Source: Virginia Tech University news release
To help combat burgeoning costs for producers, Virginia Tech researchers are creating advanced computer algorithms and models to optimize cattle feedings.
Currently, dairy cattle are kept in different pens based on production and are fed according to those specific populations. But even within those pens, some cows are genetically inferior and require additional nutrients, such as protein, and others will require less than average. The economic impact of these variances is estimated to be between $2 billion and $10 billion yearly in the United States.
The goal of this research is to deploy a self-learning control and diagnostic system that can identify cows with health or production problems, control feeding at the milking robots to generate individualized diets, optimize diets for each cow in the entire herd, and to discover individual animal requirements for multiple nutrients.
“With the advancement of technology, our idea was that we now could tailor the feedings to the individual cow instead of the average population,” said Mark Hanigan, the David R. and Margaret Lincicome Professor of Agriculture in the College of Agriculture and Life Sciences’ School of Animal Sciences and a fellow in the Center for Advanced Innovation in Agriculture. “With our algorithm, we can feed each cow to their true requirements, and we should save money on at least half of the cows by not overfeeding them.”
Additionally, cows that are being underfed protein and other nutrients could produce better with these individually tailored feedings.
Robotic milking systems, along with other automated feeders, are being installed on farms and at production facilities. The advent of these feeders presents the opportunity to use an advanced feeding system to feed individual animals and work to assess individual animal response variation to protein and amino acid supplies had not previously been conducted in dairy cattle, according to Hanigan.
A bonus to using these innovative algorithms is that by optimizing cattle nutritional intake, it also could also the animal’s excretion of nitrogen, potentially reducing emissions and environmental impact.
The researchers, including graduate students Leticia Marra Campos in the School of Animal Sciences, Haden Ringer in the Department of Mathematics, and Sonal Jha in Synergistic Environments for Experimental Computing, will do field work at Hillside Farm in Dublin, Virginia. The production facility is operated by multiple generations of Hokies, including Scott and Laura Flory ’08.
The work is being done in partnership with the College of Engineering’s Department of Computer Science, where faculty are assisting with the software development and the aggregation of various data collection systems.
The collaboration doesn’t stop there.
An additional partner on the research is the University of Tennessee Institute of Agriculture’s Department of Animal Science. Other campus partners include the College of Science’s Department of Math, which is helping with the diet optimization algorithm. The computer science department also is assisting the School of Animal Science with anomaly detection.

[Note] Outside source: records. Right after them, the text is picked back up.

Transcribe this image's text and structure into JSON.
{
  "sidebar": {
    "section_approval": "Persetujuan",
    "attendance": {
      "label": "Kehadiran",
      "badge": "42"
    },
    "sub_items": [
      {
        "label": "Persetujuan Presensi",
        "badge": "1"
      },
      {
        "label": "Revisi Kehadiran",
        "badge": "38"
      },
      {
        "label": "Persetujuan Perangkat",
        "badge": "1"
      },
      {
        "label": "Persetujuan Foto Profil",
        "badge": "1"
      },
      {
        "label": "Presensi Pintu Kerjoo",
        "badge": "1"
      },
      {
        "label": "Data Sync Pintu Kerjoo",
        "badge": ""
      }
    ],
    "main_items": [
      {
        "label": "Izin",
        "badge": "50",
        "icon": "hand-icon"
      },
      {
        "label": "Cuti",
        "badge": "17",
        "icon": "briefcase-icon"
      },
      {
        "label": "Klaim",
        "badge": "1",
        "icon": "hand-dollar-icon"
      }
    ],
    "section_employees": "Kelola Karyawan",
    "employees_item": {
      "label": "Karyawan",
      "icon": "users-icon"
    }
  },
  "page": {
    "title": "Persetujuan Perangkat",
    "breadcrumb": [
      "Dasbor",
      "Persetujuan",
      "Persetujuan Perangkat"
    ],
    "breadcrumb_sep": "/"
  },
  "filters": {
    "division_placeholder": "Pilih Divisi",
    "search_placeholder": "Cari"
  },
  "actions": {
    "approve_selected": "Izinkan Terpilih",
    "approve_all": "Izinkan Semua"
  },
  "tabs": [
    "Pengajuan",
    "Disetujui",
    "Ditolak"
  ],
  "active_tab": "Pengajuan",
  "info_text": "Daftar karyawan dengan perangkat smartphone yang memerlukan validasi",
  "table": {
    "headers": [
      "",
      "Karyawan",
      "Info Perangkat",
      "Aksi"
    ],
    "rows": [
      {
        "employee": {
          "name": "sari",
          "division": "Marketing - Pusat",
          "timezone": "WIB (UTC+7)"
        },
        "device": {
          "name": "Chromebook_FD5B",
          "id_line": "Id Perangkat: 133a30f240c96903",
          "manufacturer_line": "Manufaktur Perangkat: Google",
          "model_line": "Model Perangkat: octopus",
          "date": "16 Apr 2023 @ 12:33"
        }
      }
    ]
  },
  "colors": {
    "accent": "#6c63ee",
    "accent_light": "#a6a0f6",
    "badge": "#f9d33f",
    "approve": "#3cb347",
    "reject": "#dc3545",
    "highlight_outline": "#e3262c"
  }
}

“We’re starting to phenotype these cows,” Hanigan said. “We’re working with a couple geneticists because our plan is for this project to run for at least a decade and collect information on hundreds of thousands of cows so we can develop breeding values for nutrient efficiencies that are used in the industry.”